Researchers Develop New Parallel Computing Method

CS postdoctoral fellow Jeff Regier (adviser: Michael Jordan) along with researchers from Julia Computing, Intel,  NERSC, LBNL, and JuliaLabs@MIT have developed a new parallel computing method to dramatically scale up the process of cataloging astronomical objects. This major improvement leverages 8,192 Intel Xeon processors in Berkeley Lab’s Cori supercomputer and Julia, the high-performance, open-source scientific computing language to deliver a 225x increase in the speed of astronomical image analysis.

The code used for this analysis is called Celeste.  “Astronomical surveys are the primary source of data about the Universe beyond our solar system,” said Jeff. “Through Bayesian statistics, Celeste combines what we already know about stars and galaxies from previous surveys and from physics theories, with what can be learned from new data. Its output is a highly accurate catalog of galaxies’ locations, shapes and colors. Such catalogs let astronomers test hypotheses about the origin of the Universe, as well as about the nature of dark matter and dark energy.”

More detail can be found in an article on HPC Wire "Researchers Develop New Parallel Computing Method."

Jean-Paul Jacob Receives Rio Branco Medal

Jean Paul Jacob (M.S. '65 and Ph.D. '66) has been awarded a medal of the Rio Blanco Order, one of the highest honors of the Brazilian Government, in part for his work with the College of Engineering as faculty-in-residence in EECS and as special advisor to the Center for Information Technology Research in the Interest of Society (CITRIS). 

RISC-V (Five) is Alive!

RISC-V, an open-source instruction set architecture created at UC Berkeley is featured in an electronic design article titled “RICS-V (Five) is Alive!” RISC (Reduced Instruction Set Computer) was originally designed in 1982 by students with the direction of Professors David Patterson and Carlo Sequin.

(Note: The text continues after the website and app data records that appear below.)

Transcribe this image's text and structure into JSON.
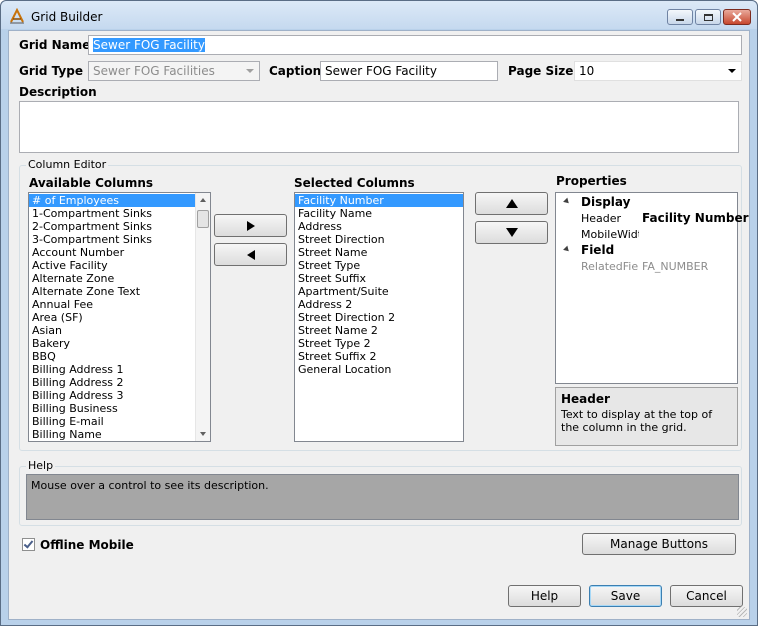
{
  "window": {
    "title": "Grid Builder",
    "min_icon": "minimize-icon",
    "max_icon": "maximize-icon",
    "close_icon": "close-icon"
  },
  "form": {
    "grid_name_label": "Grid Name",
    "grid_name_value": "Sewer FOG Facility",
    "grid_type_label": "Grid Type",
    "grid_type_value": "Sewer FOG Facilities",
    "caption_label": "Caption",
    "caption_value": "Sewer FOG Facility",
    "page_size_label": "Page Size",
    "page_size_value": "10",
    "description_label": "Description",
    "description_value": ""
  },
  "column_editor": {
    "title": "Column Editor",
    "available_label": "Available Columns",
    "available": [
      "# of Employees",
      "1-Compartment Sinks",
      "2-Compartment Sinks",
      "3-Compartment Sinks",
      "Account Number",
      "Active Facility",
      "Alternate Zone",
      "Alternate Zone Text",
      "Annual Fee",
      "Area (SF)",
      "Asian",
      "Bakery",
      "BBQ",
      "Billing  Address 1",
      "Billing  Address 2",
      "Billing  Address 3",
      "Billing  Business",
      "Billing  E-mail",
      "Billing  Name"
    ],
    "available_selected_index": 0,
    "selected_label": "Selected Columns",
    "selected": [
      "Facility Number",
      "Facility Name",
      "Address",
      "Street Direction",
      "Street Name",
      "Street Type",
      "Street Suffix",
      "Apartment/Suite",
      "Address 2",
      "Street Direction 2",
      "Street Name 2",
      "Street Type 2",
      "Street Suffix 2",
      "General Location"
    ],
    "selected_selected_index": 0
  },
  "properties": {
    "title": "Properties",
    "categories": [
      {
        "name": "Display",
        "props": [
          {
            "name": "Header",
            "value": "Facility Number"
          },
          {
            "name": "MobileWidth",
            "value": ""
          }
        ]
      },
      {
        "name": "Field",
        "props": [
          {
            "name": "RelatedField",
            "value": "FA_NUMBER"
          }
        ]
      }
    ],
    "desc_title": "Header",
    "desc_text": "Text to display at the top of the column in the grid."
  },
  "help": {
    "title": "Help",
    "text": "Mouse over a control to see its description."
  },
  "offline_mobile": {
    "label": "Offline Mobile",
    "checked": true
  },
  "buttons": {
    "manage": "Manage Buttons",
    "help": "Help",
    "save": "Save",
    "cancel": "Cancel"
  },
  "colors": {
    "selection": "#3399ff",
    "help_bg": "#a6a6a6",
    "frame": "#b9d1ea"
  }
}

Since then, iterations of RISC have been developed. In 2010 Prof. Krste Asanovic, with the help of Prof. Patterson, decided to develop another version of RISC to help both academic and industrial users and RISC-V was published.

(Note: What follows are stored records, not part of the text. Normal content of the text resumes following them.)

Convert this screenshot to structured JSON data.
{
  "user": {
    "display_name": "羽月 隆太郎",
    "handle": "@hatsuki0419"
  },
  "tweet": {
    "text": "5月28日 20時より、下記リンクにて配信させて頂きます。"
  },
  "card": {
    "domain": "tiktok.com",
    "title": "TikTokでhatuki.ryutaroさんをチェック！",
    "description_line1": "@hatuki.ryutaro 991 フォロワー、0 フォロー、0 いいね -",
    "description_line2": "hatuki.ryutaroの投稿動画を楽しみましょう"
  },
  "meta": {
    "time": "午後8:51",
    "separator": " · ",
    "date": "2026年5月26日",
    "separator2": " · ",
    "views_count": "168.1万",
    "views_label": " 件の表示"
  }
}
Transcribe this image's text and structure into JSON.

Quantenna, co-founded by alumna Andrea Goldsmith, goes public

EECS alumna Prof. Andrea Goldsmith (B.S., M.S. and Ph.D. ’94) co-founded Quantenna in 2005 to build a product and company around her research in adaptive multiple-antenna (MIMO) wireless communications. After seed funding for Quantenna was secured from Sequoia Capital in March of 2006, Goldsmith took a leave of absence from Stanford to lead the company’s technical strategy and development in the role of CTO. She continued in this role through June 2009. She is currently chairing the company’s technical advisory board. Quantenna has continued innovating to remain at the cutting edge of WiFi technology. Quantenna chipsets are now deployed with 15 major carriers throughout the world, including AT&T, DirectTV, Comcast, Orange, Swisscom, and Telefonica.  The company employs 275 people worldwide, with revenues this year expected to exceed $110M. The company went public on Oct. 28, 2016 as QTNA, with the founders, company executives, and early employees ringing the closing Nasdaq bell. Quantenna’s stock has risen 15% since its IPO. Andrea Goldsmith is also the Stephen Harris Professor of Electrical Engineering at Stanford. 

Daniel Pok and Isabel Zhang on VR@Berkeley

EECS major Daniel Pok and CS major Isabel Zhang are featured in a Berkeley News article titled “Seeing is believing”. They are the co-founders of a student organization called VR@Berkeley. The club provides students access to virtual reality equipment and training and charters project teams to explore the applications and implications of virtual reality in diverse fields through research and development. The VR (virtual reality) club started with a handful of members in early 2015 and has grown to 200 members across campus who are working on a range of projects including an augmented 3-D virus model that pops off the page of a biology textbook and the use of virtual reality to play the Campanile’s carillon.